Over the years, the agency has brought hundreds of cases against companies that have made dubious claims in their advertisements. In addition, in cases where there is evidence of fraud the FTC can also shut down operations under its “unfair and deceptive acts or practices” authority. State attorneys general also have authority to go after deceptive advertising and fraudulent operations.
Unfortunately, given the limited resources at their disposal, regulators are often only able to go after the most egregious cases of deception and fraud. The result? Ads for all kinds of deceptive and fraudulent products and services continue to proliferate on the public airwaves and on cable TV.
So what can be done to better police the airwaves for deceptive and fraudulent content? As part of its recent enforcement action against four bogus weight-loss companies, the FTC sent a letter to publishers and broadcasters asking them to refer to the FTC’s guidance on spotting phony weight-loss claims when advertisers submit ads.
While this action is a step in the right direction, we think the broadcasting and publishing industries can and should do more to vet the ads they run before they run. The FTC has largely steered clear of putting pressure on publishers and broadcasters to take this common-sense step. The Commission’s last significant effort on this was back in 2003, when former chairman Tim Muris asked cable television advertisers to strictly screen weight-loss ads.
As the Washington Post’s Lydia DePillis noted in a recent article on this topic, publishers and broadcasters usually cite two big reasons for resisting ad screening: their First Amendment right to publish and broadcast what they wish and the expense of setting up a screening program. With the proliferation of Internet-based advertising, the problem becomes even harder to control.
That said, we don’t think that these excuses are reason enough for the industry not to even try. Consumers tend to trust the ads they see on the radio or on television to a greater extent than online ads. When a fraudulent or deceptive ad runs, it undermines confidence in the advertising industry generally. More concretely, when a deceptive advertiser goes under due to enforcement actions, it can leave media outlets holding the bag. For example, when “tax resolution” company TaxMasters went bankrupt in 2012 after being investigated by the Texas Attorney General’s office, it owed CNN and Fox News Channel more than $3.5 million in unpaid advertising.
Doing a better job of screening out deceptive ads is not only the right thing to do from a public interest point of view, but it makes good business sense too.
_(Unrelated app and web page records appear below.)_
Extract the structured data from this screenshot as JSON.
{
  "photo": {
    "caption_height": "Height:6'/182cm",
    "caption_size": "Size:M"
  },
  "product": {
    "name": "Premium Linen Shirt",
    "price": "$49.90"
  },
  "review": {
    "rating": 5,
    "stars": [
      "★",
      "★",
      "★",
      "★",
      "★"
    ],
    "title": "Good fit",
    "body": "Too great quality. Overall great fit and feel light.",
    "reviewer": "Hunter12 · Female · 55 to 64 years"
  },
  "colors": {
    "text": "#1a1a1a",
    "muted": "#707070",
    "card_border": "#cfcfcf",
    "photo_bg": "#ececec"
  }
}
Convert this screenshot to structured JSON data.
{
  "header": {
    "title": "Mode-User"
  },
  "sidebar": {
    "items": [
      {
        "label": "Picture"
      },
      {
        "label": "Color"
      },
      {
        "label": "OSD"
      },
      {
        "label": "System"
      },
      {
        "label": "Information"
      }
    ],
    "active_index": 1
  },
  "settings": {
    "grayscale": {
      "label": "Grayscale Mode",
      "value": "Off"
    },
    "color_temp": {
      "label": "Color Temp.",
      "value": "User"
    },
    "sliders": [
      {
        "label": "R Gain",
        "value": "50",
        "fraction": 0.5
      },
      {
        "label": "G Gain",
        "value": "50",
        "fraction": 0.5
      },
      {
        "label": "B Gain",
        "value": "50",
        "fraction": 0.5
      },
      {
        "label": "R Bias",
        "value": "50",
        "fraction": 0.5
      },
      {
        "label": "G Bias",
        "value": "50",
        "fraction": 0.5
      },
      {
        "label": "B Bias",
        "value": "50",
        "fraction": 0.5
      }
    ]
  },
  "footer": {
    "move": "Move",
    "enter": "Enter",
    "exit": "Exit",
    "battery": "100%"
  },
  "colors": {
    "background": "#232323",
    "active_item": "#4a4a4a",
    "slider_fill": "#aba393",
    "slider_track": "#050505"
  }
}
That being the case, why aren’t more companies doing it? Consumers deserve no less.